Education: Massive teacher shortage on the horizon

By Tsigue Shiferaw
Posted on Monday, 28 July 2014 15:55

UNESCO’s newly released data show that about one third of the countries in the region will face pressure in the coming years to hire more teachers due to a rising demand for education from an increasing school-age population.

As a result, the region will need about 2.1 million new teaching posts while filling another 2.6 million vacant positions as many will leave the profession due to attrition from retirement or sickness.

Some countries are already making efforts to prevent such an outcome. Ethiopia, for instance, has been expanding its teachers’ workforce by an average of 11% per annum since 1999.

Analysts believe this rate could enable the country to meet the challenges of a future shortage.

Cameroon, Namibia and Lesotho have also taken steps to increase the number of teachers, according to the UNESCO Institute for Statistics 2013 study, “Projecting Global Teacher Needs from 2015 to 2030”.

As a result, these countries should be able to attain the Millennium Development Goal of universal primary education.

Before the recent political unrest, the situation in Central African Republic was slightly different as the country was recruiting teachers at a rate of 10% per annum.

There are now fears that the ongoing fighting, if not stopped, could affect recruitment efforts.

But the trend is worsening in other countries. More children in Cote d’Ivoire, Eritrea, Malawi and Nigeria will need extra primary school teachers by 2030 than they currently do.

In Eritrea, for example, out of every seven teachers recruited, 10 are expected to leave, notes the UNESCO study.

On the other hand, Mauritania is catching up and may close the gap by 2015 while Djibouti faces one of the biggest challenges as only 54% of primary school-age children are enrolled.

To attain the goal of universal primary education, Djibouti will need to recruit about 17% more teachers each year between now and 2030.

Many believe this is unlikely to happen because the country doesn’t have the resources to hugely expand its workforce, which means it will inevitably face an acute teacher shortage by then.

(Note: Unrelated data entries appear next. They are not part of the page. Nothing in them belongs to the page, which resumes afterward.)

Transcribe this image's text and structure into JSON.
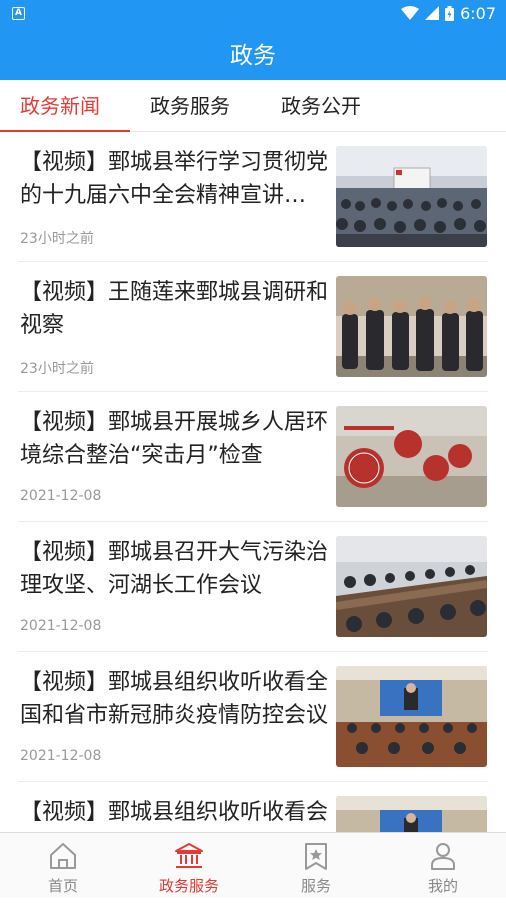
{
  "status_bar": {
    "time": "6:07",
    "app_badge": "A"
  },
  "header": {
    "title": "政务"
  },
  "tabs": [
    {
      "label": "政务新闻",
      "active": true
    },
    {
      "label": "政务服务",
      "active": false
    },
    {
      "label": "政务公开",
      "active": false
    }
  ],
  "news": [
    {
      "title": "【视频】鄄城县举行学习贯彻党的十九届六中全会精神宣讲报告会",
      "date": "23小时之前",
      "thumb": "meeting-hall-photo"
    },
    {
      "title": "【视频】王随莲来鄄城县调研和视察",
      "date": "23小时之前",
      "thumb": "officials-visit-photo"
    },
    {
      "title": "【视频】鄄城县开展城乡人居环境综合整治“突击月”检查",
      "date": "2021-12-08",
      "thumb": "civilization-signs-photo"
    },
    {
      "title": "【视频】鄄城县召开大气污染治理攻坚、河湖长工作会议",
      "date": "2021-12-08",
      "thumb": "conference-table-photo"
    },
    {
      "title": "【视频】鄄城县组织收听收看全国和省市新冠肺炎疫情防控会议",
      "date": "2021-12-08",
      "thumb": "video-conference-photo"
    },
    {
      "title": "【视频】鄄城县组织收听收看会议",
      "date": "",
      "thumb": "video-conference-photo"
    }
  ],
  "bottom_nav": [
    {
      "label": "首页",
      "icon": "home-icon",
      "active": false
    },
    {
      "label": "政务服务",
      "icon": "government-building-icon",
      "active": true
    },
    {
      "label": "服务",
      "icon": "bookmark-star-icon",
      "active": false
    },
    {
      "label": "我的",
      "icon": "user-icon",
      "active": false
    }
  ],
  "colors": {
    "primary": "#2196f3",
    "accent": "#e53935"
  }
}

While sub-Saharan Africa accounts for 46% of the global shortage of lower secondary school teachers, the data also show that governments that have started to make serious efforts to confront the problem will be in a better position to assure quality and universal education by 2030.

Understand Africa's tomorrow... today

We believe that Africa is poorly represented, and badly under-estimated. Beyond the vast opportunity manifest in African markets, we highlight people who make a difference; leaders turning the tide, youth driving change, and an indefatigable business community. That is what we believe will change the continent, and that is what we report on. With hard-hitting investigations, innovative analysis and deep dives into countries and sectors, The Africa Report delivers the insight you need.

View subscription options